Oh no!  Say it ain't so!  Even the Canadians are inside traders?!  I'm beginning to lose all faith in humanity...
Update:  Acquisition announcements generate predictable movements in acquirer stock. For example, post-announcement returns are typically negative for high Tobin’s q acquirers, stock transactions, and foreign targets, but positive for venture capital-backed private targets. Pre-announcement trading of acquirer stock is more likely to be attributable to insider trading when the pre-announcement price changes match the expected post-announcement acquirer returns. Based on a sample of Canadian acquirers and public and private acquisition targets from Canada, the U.S. and 31 other countries over the years 1991-2008, we find evidence consistent with insider trading of acquirer stock. This evidence, however, is limited to specific situations and is far from generalizable to all types of acquisition announcements. The evidence thereby has policy implications for the allocation of surveillance efforts for initiating insider trading investigations.


February 8, 2010 | Permalink | Comments (0) | TrackBack (0)

Thursday, February 4, 2010

AG goes after BAC for securities fraud

"I didn't want to be talking [about ML's] losses through a glass wall over a telephone." BAC Treasurer to CFO Joe Price. 

No surprise then that the Attorney General's office in NY yesterday announced a civil suit under the Martin Act against Ken Lewis and Joe Price for securities fraud in connection with Bank of America's acquisition of Merrill Lynch at the height of last year's financial panic.  The AG's complaint is here

The basics of the complaint are that first, Ken Lewis allowed BAC shareholders to vote on the transaction, while he not disclosing that ML had incurred losses of more than $16 billion.  The AG believes that when BAC management decided not to disclose these losses to shareholders that they withheld material information.  I guess that charge was to be expected.  I mean, even ML's auditors apparently thought disclosure was warranted.  Deloitte told ML:
given the losses through what it looks like will be November when it closes, given the fact that you have another couple of billion of dollars coming down the road in goodwill impairment, we believe it’s prudent that you might want to consider filing an 8K to let the shareholders, who are voting on this transaction, know about the size of the losses to date.

“[the losses] were sizable enough [to] probably warrant disclosure.

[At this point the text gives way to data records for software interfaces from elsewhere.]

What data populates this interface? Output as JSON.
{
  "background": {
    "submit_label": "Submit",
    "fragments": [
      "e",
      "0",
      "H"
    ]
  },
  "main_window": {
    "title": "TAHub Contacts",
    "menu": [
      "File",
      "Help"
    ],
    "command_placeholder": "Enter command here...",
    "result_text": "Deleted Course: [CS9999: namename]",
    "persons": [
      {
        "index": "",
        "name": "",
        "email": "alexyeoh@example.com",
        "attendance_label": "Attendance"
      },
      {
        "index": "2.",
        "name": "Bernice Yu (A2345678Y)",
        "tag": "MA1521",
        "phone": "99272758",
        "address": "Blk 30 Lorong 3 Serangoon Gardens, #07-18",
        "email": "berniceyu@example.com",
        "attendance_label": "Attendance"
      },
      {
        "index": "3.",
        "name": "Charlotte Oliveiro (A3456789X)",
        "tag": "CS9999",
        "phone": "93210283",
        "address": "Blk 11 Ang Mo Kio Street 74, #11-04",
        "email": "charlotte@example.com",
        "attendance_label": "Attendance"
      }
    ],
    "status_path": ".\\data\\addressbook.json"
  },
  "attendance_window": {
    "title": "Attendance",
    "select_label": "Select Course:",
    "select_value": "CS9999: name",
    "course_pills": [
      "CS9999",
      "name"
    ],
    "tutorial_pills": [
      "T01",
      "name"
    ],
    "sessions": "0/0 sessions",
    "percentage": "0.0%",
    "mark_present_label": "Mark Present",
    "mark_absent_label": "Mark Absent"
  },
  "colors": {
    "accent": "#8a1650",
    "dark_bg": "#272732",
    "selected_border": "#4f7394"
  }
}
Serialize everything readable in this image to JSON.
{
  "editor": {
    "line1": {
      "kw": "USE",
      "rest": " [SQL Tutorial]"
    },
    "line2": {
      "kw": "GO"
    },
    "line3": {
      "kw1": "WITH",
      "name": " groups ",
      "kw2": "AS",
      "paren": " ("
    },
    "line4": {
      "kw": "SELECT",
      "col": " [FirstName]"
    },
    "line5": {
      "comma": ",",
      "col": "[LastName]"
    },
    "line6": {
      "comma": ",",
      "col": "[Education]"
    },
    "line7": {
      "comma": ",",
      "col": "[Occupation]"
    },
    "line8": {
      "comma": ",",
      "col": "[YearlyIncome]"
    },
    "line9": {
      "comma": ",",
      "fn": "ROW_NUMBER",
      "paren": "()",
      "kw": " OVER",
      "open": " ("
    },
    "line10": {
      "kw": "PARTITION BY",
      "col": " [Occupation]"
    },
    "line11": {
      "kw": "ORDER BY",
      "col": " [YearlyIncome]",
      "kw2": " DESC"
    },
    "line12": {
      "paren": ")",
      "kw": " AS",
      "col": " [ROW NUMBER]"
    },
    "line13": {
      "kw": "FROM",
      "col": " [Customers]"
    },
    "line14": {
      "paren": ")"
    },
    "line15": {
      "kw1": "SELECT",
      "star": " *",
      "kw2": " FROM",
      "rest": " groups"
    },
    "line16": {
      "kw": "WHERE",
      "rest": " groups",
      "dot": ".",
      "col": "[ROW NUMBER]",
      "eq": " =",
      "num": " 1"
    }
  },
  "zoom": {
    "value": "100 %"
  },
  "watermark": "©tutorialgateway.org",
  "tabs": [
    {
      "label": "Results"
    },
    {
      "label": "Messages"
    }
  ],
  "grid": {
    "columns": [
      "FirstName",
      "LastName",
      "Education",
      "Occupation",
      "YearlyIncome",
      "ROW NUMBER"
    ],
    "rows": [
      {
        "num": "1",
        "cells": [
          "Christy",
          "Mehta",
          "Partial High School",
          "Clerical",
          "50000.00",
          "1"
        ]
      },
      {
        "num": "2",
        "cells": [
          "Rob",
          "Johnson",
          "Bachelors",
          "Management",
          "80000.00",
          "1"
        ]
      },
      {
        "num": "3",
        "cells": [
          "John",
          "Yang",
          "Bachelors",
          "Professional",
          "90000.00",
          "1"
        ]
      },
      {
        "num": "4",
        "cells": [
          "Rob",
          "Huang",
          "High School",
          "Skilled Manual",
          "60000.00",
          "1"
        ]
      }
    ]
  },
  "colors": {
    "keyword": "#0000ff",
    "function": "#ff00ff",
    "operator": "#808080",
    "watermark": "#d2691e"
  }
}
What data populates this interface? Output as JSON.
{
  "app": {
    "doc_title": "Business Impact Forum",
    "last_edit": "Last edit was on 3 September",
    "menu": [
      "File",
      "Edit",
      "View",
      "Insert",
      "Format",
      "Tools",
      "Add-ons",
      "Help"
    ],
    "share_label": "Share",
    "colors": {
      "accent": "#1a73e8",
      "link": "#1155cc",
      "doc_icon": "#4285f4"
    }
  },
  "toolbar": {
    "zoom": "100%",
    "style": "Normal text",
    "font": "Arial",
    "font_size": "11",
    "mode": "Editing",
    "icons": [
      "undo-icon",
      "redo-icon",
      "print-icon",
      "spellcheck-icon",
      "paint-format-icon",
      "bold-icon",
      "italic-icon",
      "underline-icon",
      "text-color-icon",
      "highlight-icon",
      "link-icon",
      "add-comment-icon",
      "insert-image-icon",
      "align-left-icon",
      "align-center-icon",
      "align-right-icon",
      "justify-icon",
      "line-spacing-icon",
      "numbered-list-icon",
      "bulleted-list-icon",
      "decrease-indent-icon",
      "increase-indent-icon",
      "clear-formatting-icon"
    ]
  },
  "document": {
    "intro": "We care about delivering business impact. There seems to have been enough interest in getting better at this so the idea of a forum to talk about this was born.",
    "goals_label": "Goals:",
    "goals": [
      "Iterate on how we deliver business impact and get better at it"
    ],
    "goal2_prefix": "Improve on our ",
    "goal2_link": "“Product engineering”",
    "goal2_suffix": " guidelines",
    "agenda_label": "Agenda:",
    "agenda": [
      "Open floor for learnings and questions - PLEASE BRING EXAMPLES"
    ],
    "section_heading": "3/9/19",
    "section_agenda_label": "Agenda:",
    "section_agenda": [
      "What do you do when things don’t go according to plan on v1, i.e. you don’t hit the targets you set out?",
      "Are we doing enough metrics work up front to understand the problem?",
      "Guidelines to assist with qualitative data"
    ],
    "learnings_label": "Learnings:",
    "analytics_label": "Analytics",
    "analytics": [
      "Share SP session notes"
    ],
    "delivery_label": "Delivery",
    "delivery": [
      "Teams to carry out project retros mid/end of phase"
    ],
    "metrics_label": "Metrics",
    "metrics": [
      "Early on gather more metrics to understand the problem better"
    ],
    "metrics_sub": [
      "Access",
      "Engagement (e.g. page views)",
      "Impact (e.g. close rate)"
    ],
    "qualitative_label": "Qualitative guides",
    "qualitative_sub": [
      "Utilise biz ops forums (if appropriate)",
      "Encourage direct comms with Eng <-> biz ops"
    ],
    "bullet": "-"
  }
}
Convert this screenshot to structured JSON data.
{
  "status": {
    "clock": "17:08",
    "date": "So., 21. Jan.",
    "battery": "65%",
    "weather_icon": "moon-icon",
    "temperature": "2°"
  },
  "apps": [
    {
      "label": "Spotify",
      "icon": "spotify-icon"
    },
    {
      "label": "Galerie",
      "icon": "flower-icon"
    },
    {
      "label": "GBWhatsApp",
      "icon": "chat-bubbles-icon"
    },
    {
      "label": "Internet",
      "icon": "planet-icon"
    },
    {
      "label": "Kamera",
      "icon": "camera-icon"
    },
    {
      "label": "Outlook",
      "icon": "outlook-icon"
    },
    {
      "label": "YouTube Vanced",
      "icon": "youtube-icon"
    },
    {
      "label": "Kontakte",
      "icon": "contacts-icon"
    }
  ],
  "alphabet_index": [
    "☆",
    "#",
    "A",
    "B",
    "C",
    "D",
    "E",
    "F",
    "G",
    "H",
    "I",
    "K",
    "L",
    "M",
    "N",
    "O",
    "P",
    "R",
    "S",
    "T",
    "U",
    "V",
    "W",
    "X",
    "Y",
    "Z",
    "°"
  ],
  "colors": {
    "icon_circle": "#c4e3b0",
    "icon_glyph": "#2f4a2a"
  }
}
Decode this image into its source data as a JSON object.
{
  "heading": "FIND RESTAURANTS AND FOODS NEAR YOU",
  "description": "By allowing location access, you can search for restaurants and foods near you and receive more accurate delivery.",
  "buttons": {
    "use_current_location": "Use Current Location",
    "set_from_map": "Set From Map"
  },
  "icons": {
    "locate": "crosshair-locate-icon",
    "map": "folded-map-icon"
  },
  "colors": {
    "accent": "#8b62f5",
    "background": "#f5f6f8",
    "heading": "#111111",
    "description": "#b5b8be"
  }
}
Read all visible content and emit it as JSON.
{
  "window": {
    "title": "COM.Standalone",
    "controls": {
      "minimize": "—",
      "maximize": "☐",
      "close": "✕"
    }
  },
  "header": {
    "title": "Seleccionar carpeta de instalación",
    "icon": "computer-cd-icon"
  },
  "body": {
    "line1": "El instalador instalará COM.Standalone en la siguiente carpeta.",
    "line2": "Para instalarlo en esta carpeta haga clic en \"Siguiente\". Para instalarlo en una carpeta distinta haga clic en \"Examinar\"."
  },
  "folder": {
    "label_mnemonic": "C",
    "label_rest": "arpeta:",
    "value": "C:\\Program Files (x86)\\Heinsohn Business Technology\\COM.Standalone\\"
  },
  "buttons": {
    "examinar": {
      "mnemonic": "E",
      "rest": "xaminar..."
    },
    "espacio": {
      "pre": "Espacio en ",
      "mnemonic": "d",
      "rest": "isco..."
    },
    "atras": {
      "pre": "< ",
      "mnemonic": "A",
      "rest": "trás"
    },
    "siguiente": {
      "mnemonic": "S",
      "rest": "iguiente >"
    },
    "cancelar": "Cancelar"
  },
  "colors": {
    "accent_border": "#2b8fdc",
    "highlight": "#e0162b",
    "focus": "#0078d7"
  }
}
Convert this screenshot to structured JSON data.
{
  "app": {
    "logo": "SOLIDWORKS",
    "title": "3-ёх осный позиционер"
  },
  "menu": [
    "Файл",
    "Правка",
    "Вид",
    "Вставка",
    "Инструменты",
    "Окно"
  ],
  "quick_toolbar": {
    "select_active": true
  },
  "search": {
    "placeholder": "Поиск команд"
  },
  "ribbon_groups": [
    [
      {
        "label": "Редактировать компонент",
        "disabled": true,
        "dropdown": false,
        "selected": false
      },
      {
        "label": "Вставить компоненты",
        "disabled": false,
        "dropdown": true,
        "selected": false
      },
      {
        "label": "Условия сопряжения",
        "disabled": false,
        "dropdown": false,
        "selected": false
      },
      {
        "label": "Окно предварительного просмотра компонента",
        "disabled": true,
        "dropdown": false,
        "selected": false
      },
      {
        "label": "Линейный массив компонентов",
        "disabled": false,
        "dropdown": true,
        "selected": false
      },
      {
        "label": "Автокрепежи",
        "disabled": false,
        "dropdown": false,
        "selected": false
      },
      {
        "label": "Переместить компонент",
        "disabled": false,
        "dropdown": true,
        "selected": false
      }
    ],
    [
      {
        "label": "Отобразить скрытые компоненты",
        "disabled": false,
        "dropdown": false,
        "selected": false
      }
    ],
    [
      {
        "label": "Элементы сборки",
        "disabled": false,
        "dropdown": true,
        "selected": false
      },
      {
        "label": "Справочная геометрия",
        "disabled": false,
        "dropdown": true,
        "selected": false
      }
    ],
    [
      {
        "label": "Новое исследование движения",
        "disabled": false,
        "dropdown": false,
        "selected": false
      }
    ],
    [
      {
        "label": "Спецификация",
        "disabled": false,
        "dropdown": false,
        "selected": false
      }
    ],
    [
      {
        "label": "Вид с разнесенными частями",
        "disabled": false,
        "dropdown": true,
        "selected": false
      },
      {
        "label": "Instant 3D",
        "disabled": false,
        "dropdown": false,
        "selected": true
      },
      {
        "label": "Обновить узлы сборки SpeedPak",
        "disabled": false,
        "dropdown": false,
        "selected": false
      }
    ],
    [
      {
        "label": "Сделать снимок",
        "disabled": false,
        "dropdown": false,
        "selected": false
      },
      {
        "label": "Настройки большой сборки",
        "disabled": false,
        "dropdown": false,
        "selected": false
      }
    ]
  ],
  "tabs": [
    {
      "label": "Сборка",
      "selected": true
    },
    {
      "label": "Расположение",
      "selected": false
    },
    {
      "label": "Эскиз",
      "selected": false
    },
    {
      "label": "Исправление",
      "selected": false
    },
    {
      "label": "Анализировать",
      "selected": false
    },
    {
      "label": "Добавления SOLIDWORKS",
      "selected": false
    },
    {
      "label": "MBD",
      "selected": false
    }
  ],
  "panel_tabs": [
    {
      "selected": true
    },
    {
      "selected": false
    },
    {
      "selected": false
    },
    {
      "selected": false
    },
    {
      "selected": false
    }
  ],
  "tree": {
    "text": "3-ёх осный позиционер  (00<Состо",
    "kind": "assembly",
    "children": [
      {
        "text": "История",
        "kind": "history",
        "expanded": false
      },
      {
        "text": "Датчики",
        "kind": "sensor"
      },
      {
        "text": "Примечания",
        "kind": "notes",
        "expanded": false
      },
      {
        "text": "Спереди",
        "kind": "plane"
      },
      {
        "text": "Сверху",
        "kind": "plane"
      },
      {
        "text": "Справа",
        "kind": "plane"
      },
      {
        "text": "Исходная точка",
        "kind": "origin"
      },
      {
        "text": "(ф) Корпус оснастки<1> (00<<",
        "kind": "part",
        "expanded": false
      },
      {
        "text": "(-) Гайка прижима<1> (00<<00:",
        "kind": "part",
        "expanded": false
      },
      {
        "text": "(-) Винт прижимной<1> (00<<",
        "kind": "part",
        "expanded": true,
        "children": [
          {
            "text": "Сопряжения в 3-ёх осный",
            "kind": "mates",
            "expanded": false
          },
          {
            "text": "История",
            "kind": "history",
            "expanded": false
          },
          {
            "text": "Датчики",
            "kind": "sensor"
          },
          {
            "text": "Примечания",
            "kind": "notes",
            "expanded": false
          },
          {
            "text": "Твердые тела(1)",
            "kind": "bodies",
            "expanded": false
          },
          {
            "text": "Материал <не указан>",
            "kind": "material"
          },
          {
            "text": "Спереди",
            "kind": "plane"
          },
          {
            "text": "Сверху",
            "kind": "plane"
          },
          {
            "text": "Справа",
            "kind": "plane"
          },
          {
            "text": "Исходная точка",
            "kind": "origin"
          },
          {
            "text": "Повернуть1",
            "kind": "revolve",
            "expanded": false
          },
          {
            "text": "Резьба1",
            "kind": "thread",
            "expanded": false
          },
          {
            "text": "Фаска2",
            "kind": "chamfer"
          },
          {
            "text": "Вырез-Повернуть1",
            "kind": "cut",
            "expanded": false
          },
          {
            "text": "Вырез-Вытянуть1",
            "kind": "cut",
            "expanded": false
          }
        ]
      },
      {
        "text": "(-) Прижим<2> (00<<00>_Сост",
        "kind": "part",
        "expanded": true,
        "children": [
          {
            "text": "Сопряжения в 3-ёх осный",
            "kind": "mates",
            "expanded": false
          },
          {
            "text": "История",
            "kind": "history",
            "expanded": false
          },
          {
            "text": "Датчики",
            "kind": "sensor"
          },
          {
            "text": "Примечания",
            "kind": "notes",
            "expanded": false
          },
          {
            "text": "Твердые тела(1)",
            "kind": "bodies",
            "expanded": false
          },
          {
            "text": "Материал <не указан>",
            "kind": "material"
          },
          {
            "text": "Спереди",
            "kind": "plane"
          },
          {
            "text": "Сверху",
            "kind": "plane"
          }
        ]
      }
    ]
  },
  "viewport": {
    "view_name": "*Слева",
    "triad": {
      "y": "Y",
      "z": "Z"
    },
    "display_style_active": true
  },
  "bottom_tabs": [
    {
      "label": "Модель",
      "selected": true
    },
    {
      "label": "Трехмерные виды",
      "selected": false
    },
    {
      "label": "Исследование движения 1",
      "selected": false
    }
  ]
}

They were material subsequent events to what occurred at the end of September that would be relevant for parties that were voting …
OK, I get that argument.  Big losses, material losses have to disclosed to shareholders before they vote.  To their credit, it looks like Wachtell got cut out of the decision-making on this.  

The AG's charge that BAC used a threat to invoke the MAC misled federal regulators in order to receive $20 billion more in taxpayer funds is a little harder to make, I think.  I mean is the essence of the argument that when a party threatens to invoke a MAC to force a renegotiation that they are potentially committing securities fraud?  I suppose the essence of the AG's argument is that if ML's losses weren't material enough to disclose to BAC shareholders then they weren't material enough to support a good faith threat to invoke a MAC.  Lewis says apparently that the losses at ML really took off only after the Dec. 5 shareholder vote.  The AG argues that losses only increased by about $1.4 billion.  Hmm, I don't know.  Sounds like a jury question.


February 4, 2010 | Permalink | Comments (0) | TrackBack (0)

NBC Senate Hearings

It's probably just going to be a re-run of the morning show, but for what it's worth the Comcast-NBC Senate hearings are now underway.  Webcast here.


February 4, 2010 in Miscellaneous Regulatory Clearances | Permalink | Comments (0) | TrackBack (0)